*** TASK MATERIAL Section Begins ***

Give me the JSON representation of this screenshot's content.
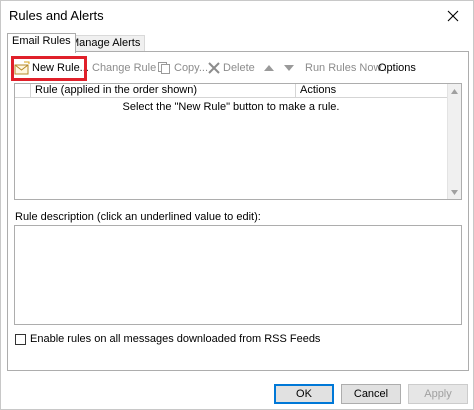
{
  "window": {
    "title": "Rules and Alerts"
  },
  "tabs": [
    {
      "label": "Email Rules",
      "active": true
    },
    {
      "label": "Manage Alerts",
      "active": false
    }
  ],
  "toolbar": {
    "new_rule": "New Rule...",
    "change_rule": "Change Rule",
    "copy": "Copy...",
    "delete": "Delete",
    "run_rules_now": "Run Rules Now...",
    "options": "Options"
  },
  "rules_grid": {
    "columns": [
      "Rule (applied in the order shown)",
      "Actions"
    ],
    "empty_message": "Select the \"New Rule\" button to make a rule."
  },
  "description": {
    "label": "Rule description (click an underlined value to edit):"
  },
  "rss": {
    "label": "Enable rules on all messages downloaded from RSS Feeds",
    "checked": false
  },
  "buttons": {
    "ok": "OK",
    "cancel": "Cancel",
    "apply": "Apply"
  },
  "colors": {
    "highlight": "#e0202a",
    "default_button_border": "#0078d7"
  }
}
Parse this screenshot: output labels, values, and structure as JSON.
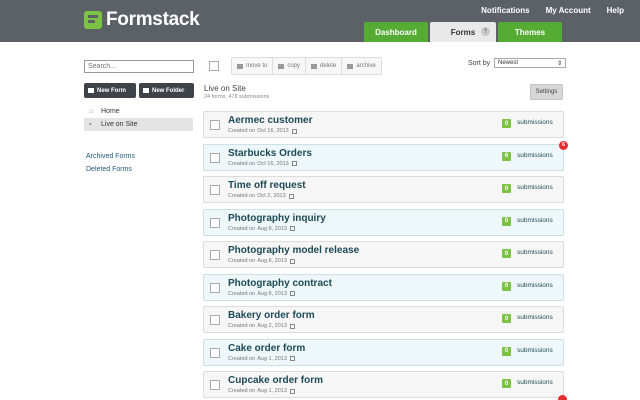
{
  "header": {
    "logo_text": "Formstack",
    "top_links": [
      "Notifications",
      "My Account",
      "Help"
    ],
    "tabs": [
      {
        "label": "Dashboard"
      },
      {
        "label": "Forms",
        "help": "?"
      },
      {
        "label": "Themes"
      }
    ]
  },
  "sidebar": {
    "search_placeholder": "Search...",
    "new_form": "New Form",
    "new_folder": "New Folder",
    "nav": [
      {
        "label": "Home"
      },
      {
        "label": "Live on Site"
      }
    ],
    "links": [
      "Archived Forms",
      "Deleted Forms"
    ]
  },
  "toolbar": {
    "actions": [
      "move to",
      "copy",
      "delete",
      "archive"
    ],
    "sort_label": "Sort by",
    "sort_value": "Newest"
  },
  "folder": {
    "title": "Live on Site",
    "count": "24 forms, 478 submissions",
    "settings": "Settings"
  },
  "forms": [
    {
      "name": "Aermec customer",
      "created_label": "Created on",
      "date": "Oct 16, 2013",
      "count": "0",
      "sub": "submissions"
    },
    {
      "name": "Starbucks Orders",
      "created_label": "Created on",
      "date": "Oct 16, 2013",
      "count": "6",
      "sub": "submissions",
      "badge": "6"
    },
    {
      "name": "Time off request",
      "created_label": "Created on",
      "date": "Oct 2, 2013",
      "count": "0",
      "sub": "submissions"
    },
    {
      "name": "Photography inquiry",
      "created_label": "Created on",
      "date": "Aug 9, 2013",
      "count": "0",
      "sub": "submissions"
    },
    {
      "name": "Photography model release",
      "created_label": "Created on",
      "date": "Aug 8, 2013",
      "count": "0",
      "sub": "submissions"
    },
    {
      "name": "Photography contract",
      "created_label": "Created on",
      "date": "Aug 8, 2013",
      "count": "0",
      "sub": "submissions"
    },
    {
      "name": "Bakery order form",
      "created_label": "Created on",
      "date": "Aug 2, 2013",
      "count": "0",
      "sub": "submissions"
    },
    {
      "name": "Cake order form",
      "created_label": "Created on",
      "date": "Aug 1, 2013",
      "count": "0",
      "sub": "submissions"
    },
    {
      "name": "Cupcake order form",
      "created_label": "Created on",
      "date": "Aug 1, 2013",
      "count": "0",
      "sub": "submissions"
    }
  ]
}
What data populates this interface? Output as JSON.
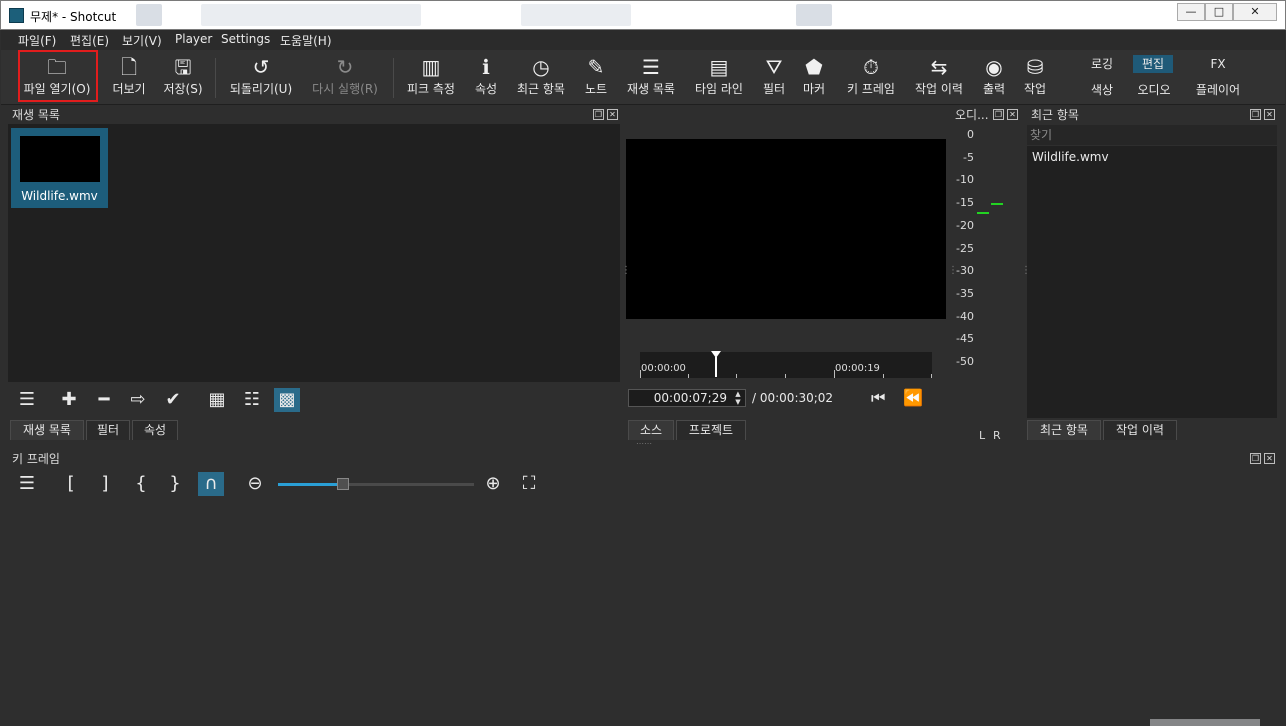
{
  "window": {
    "title": "무제* - Shotcut",
    "minimize": "—",
    "maximize": "□",
    "close": "✕"
  },
  "menu": [
    "파일(F)",
    "편집(E)",
    "보기(V)",
    "Player",
    "Settings",
    "도움말(H)"
  ],
  "toolbar": {
    "open_file": "파일 열기(O)",
    "more": "더보기",
    "save": "저장(S)",
    "undo": "되돌리기(U)",
    "redo": "다시 실행(R)",
    "peak_meter": "피크 측정",
    "properties": "속성",
    "recent": "최근 항목",
    "notes": "노트",
    "playlist": "재생 목록",
    "timeline": "타임 라인",
    "filters": "필터",
    "markers": "마커",
    "keyframes": "키 프레임",
    "history": "작업 이력",
    "export": "출력",
    "jobs": "작업"
  },
  "layouts": {
    "logging": "로깅",
    "editing": "편집",
    "fx": "FX",
    "color": "색상",
    "audio": "오디오",
    "player": "플레이어",
    "active": "편집"
  },
  "playlist": {
    "title": "재생 목록",
    "clips": [
      {
        "name": "Wildlife.wmv"
      }
    ],
    "tabs": [
      "재생 목록",
      "필터",
      "속성"
    ]
  },
  "player": {
    "ruler_start": "00:00:00",
    "ruler_mark": "00:00:19",
    "current_time": "00:00:07;29",
    "total_time": "/ 00:00:30;02",
    "tabs": [
      "소스",
      "프로젝트"
    ]
  },
  "audio": {
    "title": "오디...",
    "scale": [
      "0",
      "-5",
      "-10",
      "-15",
      "-20",
      "-25",
      "-30",
      "-35",
      "-40",
      "-45",
      "-50"
    ],
    "channels": [
      "L",
      "R"
    ],
    "level_left_db": -17,
    "level_right_db": -15,
    "accent_color": "#22d322"
  },
  "recent": {
    "title": "최근 항목",
    "search_placeholder": "찾기",
    "items": [
      "Wildlife.wmv"
    ],
    "tabs": [
      "최근 항목",
      "작업 이력"
    ]
  },
  "keyframes": {
    "title": "키 프레임",
    "zoom_level": 0.33
  },
  "colors": {
    "selection": "#1d5d7b",
    "highlight": "#e11d1d"
  }
}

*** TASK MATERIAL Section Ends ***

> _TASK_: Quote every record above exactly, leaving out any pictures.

> _RESULT OF THIS EXERCISE_:
Give me the JSON representation of this screenshot's content.
{
  "window": {
    "title": "Rules and Alerts"
  },
  "tabs": [
    {
      "label": "Email Rules",
      "active": true
    },
    {
      "label": "Manage Alerts",
      "active": false
    }
  ],
  "toolbar": {
    "new_rule": "New Rule...",
    "change_rule": "Change Rule",
    "copy": "Copy...",
    "delete": "Delete",
    "run_rules_now": "Run Rules Now...",
    "options": "Options"
  },
  "rules_grid": {
    "columns": [
      "Rule (applied in the order shown)",
      "Actions"
    ],
    "empty_message": "Select the \"New Rule\" button to make a rule."
  },
  "description": {
    "label": "Rule description (click an underlined value to edit):"
  },
  "rss": {
    "label": "Enable rules on all messages downloaded from RSS Feeds",
    "checked": false
  },
  "buttons": {
    "ok": "OK",
    "cancel": "Cancel",
    "apply": "Apply"
  },
  "colors": {
    "highlight": "#e0202a",
    "default_button_border": "#0078d7"
  }
}
Parse this screenshot: output labels, values, and structure as JSON.
{
  "header": {
    "logo_text": "Formstack",
    "top_links": [
      "Notifications",
      "My Account",
      "Help"
    ],
    "tabs": [
      {
        "label": "Dashboard"
      },
      {
        "label": "Forms",
        "help": "?"
      },
      {
        "label": "Themes"
      }
    ]
  },
  "sidebar": {
    "search_placeholder": "Search...",
    "new_form": "New Form",
    "new_folder": "New Folder",
    "nav": [
      {
        "label": "Home"
      },
      {
        "label": "Live on Site"
      }
    ],
    "links": [
      "Archived Forms",
      "Deleted Forms"
    ]
  },
  "toolbar": {
    "actions": [
      "move to",
      "copy",
      "delete",
      "archive"
    ],
    "sort_label": "Sort by",
    "sort_value": "Newest"
  },
  "folder": {
    "title": "Live on Site",
    "count": "24 forms, 478 submissions",
    "settings": "Settings"
  },
  "forms": [
    {
      "name": "Aermec customer",
      "created_label": "Created on",
      "date": "Oct 16, 2013",
      "count": "0",
      "sub": "submissions"
    },
    {
      "name": "Starbucks Orders",
      "created_label": "Created on",
      "date": "Oct 16, 2013",
      "count": "6",
      "sub": "submissions",
      "badge": "6"
    },
    {
      "name": "Time off request",
      "created_label": "Created on",
      "date": "Oct 2, 2013",
      "count": "0",
      "sub": "submissions"
    },
    {
      "name": "Photography inquiry",
      "created_label": "Created on",
      "date": "Aug 9, 2013",
      "count": "0",
      "sub": "submissions"
    },
    {
      "name": "Photography model release",
      "created_label": "Created on",
      "date": "Aug 8, 2013",
      "count": "0",
      "sub": "submissions"
    },
    {
      "name": "Photography contract",
      "created_label": "Created on",
      "date": "Aug 8, 2013",
      "count": "0",
      "sub": "submissions"
    },
    {
      "name": "Bakery order form",
      "created_label": "Created on",
      "date": "Aug 2, 2013",
      "count": "0",
      "sub": "submissions"
    },
    {
      "name": "Cake order form",
      "created_label": "Created on",
      "date": "Aug 1, 2013",
      "count": "0",
      "sub": "submissions"
    },
    {
      "name": "Cupcake order form",
      "created_label": "Created on",
      "date": "Aug 1, 2013",
      "count": "0",
      "sub": "submissions"
    }
  ]
}
What data populates this interface? Output as JSON.
{
  "window": {
    "title": "무제* - Shotcut",
    "minimize": "—",
    "maximize": "□",
    "close": "✕"
  },
  "menu": [
    "파일(F)",
    "편집(E)",
    "보기(V)",
    "Player",
    "Settings",
    "도움말(H)"
  ],
  "toolbar": {
    "open_file": "파일 열기(O)",
    "more": "더보기",
    "save": "저장(S)",
    "undo": "되돌리기(U)",
    "redo": "다시 실행(R)",
    "peak_meter": "피크 측정",
    "properties": "속성",
    "recent": "최근 항목",
    "notes": "노트",
    "playlist": "재생 목록",
    "timeline": "타임 라인",
    "filters": "필터",
    "markers": "마커",
    "keyframes": "키 프레임",
    "history": "작업 이력",
    "export": "출력",
    "jobs": "작업"
  },
  "layouts": {
    "logging": "로깅",
    "editing": "편집",
    "fx": "FX",
    "color": "색상",
    "audio": "오디오",
    "player": "플레이어",
    "active": "편집"
  },
  "playlist": {
    "title": "재생 목록",
    "clips": [
      {
        "name": "Wildlife.wmv"
      }
    ],
    "tabs": [
      "재생 목록",
      "필터",
      "속성"
    ]
  },
  "player": {
    "ruler_start": "00:00:00",
    "ruler_mark": "00:00:19",
    "current_time": "00:00:07;29",
    "total_time": "/ 00:00:30;02",
    "tabs": [
      "소스",
      "프로젝트"
    ]
  },
  "audio": {
    "title": "오디...",
    "scale": [
      "0",
      "-5",
      "-10",
      "-15",
      "-20",
      "-25",
      "-30",
      "-35",
      "-40",
      "-45",
      "-50"
    ],
    "channels": [
      "L",
      "R"
    ],
    "level_left_db": -17,
    "level_right_db": -15,
    "accent_color": "#22d322"
  },
  "recent": {
    "title": "최근 항목",
    "search_placeholder": "찾기",
    "items": [
      "Wildlife.wmv"
    ],
    "tabs": [
      "최근 항목",
      "작업 이력"
    ]
  },
  "keyframes": {
    "title": "키 프레임",
    "zoom_level": 0.33
  },
  "colors": {
    "selection": "#1d5d7b",
    "highlight": "#e11d1d"
  }
}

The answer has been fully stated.